Seeking parole: Karen Brown lobbies for release 35 years after murder conviction

Posted at 2:57 PM, Jan 26, 2021
and last updated 2021-01-26 19:12:01-05

PEWEE VALLEY, Ky. (LEX 18) — After serving 34 years and 11 months of a life sentence, Karen Brown took her third and perhaps last shot at a parole board.

"I beg for mercy from the people that are in my life," Brown said during Tuesday's hearing.

Those people will not include Michael Turpin's family members, who are also begging for something: for Brown and her accomplices to remain in prison for life. Turpin was killed in February of 1986 in Lexington when his wife Elizabeth spearheaded the murder-for-hire plot. According to testimony, Elizabeth and Karen planned on splitting Michael's life insurance policy, valued at $60,000, and they paid Keith Bouchard to kill Mr. Turpin. Brown, it was revealed, held Turpin down as Bouchard stabbed him more than twenty times. They then dumped his body in Lexington's Jacobson Park lake.

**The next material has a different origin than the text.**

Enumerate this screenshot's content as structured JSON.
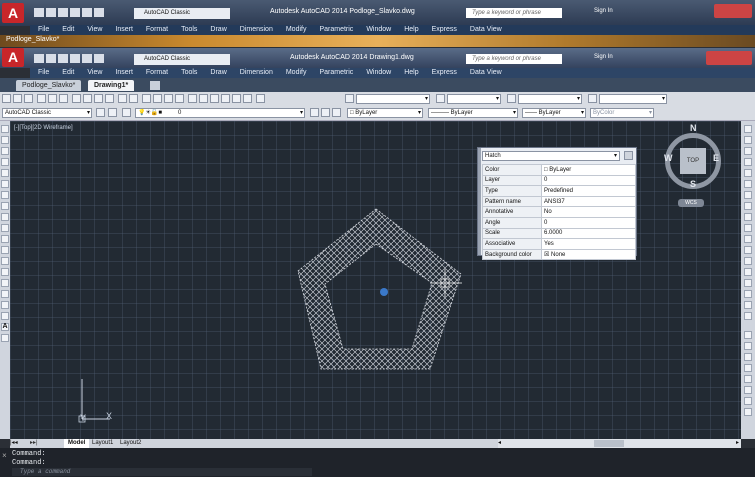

Last month Turpin was denied parole, and Bouchard suffered a similar fate in 2017. Neither is eligible for another hearing.

"It is our job to balance what you have done for yourself against what you have done to others," said attorney Brenda Beers-Reineke who sits on the parole board.

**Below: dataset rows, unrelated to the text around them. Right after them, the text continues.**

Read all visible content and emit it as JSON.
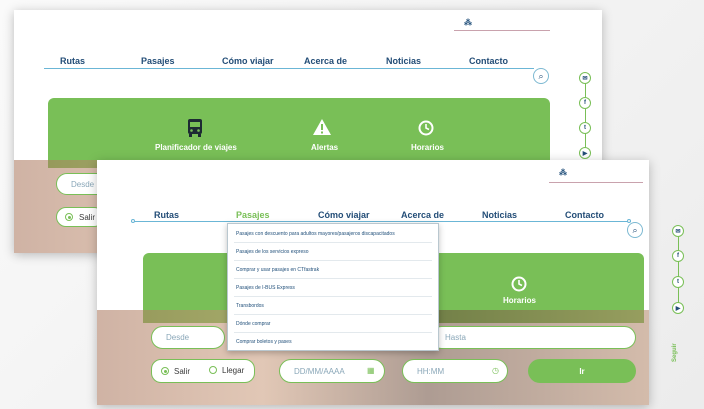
{
  "nav": {
    "items": [
      "Rutas",
      "Pasajes",
      "Cómo viajar",
      "Acerca de",
      "Noticias",
      "Contacto"
    ]
  },
  "lang_icon": "translate-icon",
  "search_icon": "search-icon",
  "panel": {
    "planner": "Planificador de viajes",
    "alerts": "Alertas",
    "schedules": "Horarios"
  },
  "dropdown": {
    "items": [
      "Pasajes con descuento para adultos mayores/pasajeros discapacitados",
      "Pasajes de los servicios expreso",
      "Comprar y usar pasajes en CTfastrak",
      "Pasajes de I-BUS Express",
      "Transbordos",
      "Dónde comprar",
      "Comprar boletos y pases"
    ]
  },
  "form": {
    "from_placeholder": "Desde",
    "to_placeholder": "Hasta",
    "depart": "Salir",
    "arrive": "Llegar",
    "date_placeholder": "DD/MM/AAAA",
    "time_placeholder": "HH:MM",
    "go": "Ir"
  },
  "back_form": {
    "from_placeholder": "Desde",
    "depart": "Salir"
  },
  "social": {
    "follow": "Seguir",
    "icons": [
      "email-icon",
      "facebook-icon",
      "twitter-icon",
      "youtube-icon"
    ]
  },
  "colors": {
    "brand_green": "#79bf57",
    "nav_blue": "#234d77",
    "line_blue": "#6bb6d6"
  }
}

Brown says she has remained drug-free during her prison stint while avoiding conflict on the inside. If granted parole, she plans to live with her mother in Lincoln County and claims to have a job waiting for her.

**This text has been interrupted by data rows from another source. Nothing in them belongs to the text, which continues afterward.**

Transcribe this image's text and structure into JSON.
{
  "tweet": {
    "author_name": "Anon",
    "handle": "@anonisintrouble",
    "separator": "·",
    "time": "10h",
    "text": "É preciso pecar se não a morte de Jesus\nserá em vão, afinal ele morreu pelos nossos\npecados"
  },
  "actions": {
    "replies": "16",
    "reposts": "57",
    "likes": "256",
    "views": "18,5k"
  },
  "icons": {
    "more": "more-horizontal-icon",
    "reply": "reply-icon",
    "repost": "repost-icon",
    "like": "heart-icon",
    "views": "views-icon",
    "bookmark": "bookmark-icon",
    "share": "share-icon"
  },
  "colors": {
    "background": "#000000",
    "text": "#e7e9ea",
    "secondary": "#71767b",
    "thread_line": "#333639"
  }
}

"I always kept what I had done as a motivator to make better choices," she said while making her case for the board.

Brown seemed contrite, but she never came right out and admitted to what her role was on that night when given a chance to do so. She does seem to understand that giving up the last 35 years of her life pales compared to what she took from Turpin's family.

"I don't know that there's any time that can repay that loss. I just always begged for forgiveness from my victims, and forgiveness from my family," she said.

Now she's begging a parole board whose members plan to meet on Monday to make a decision.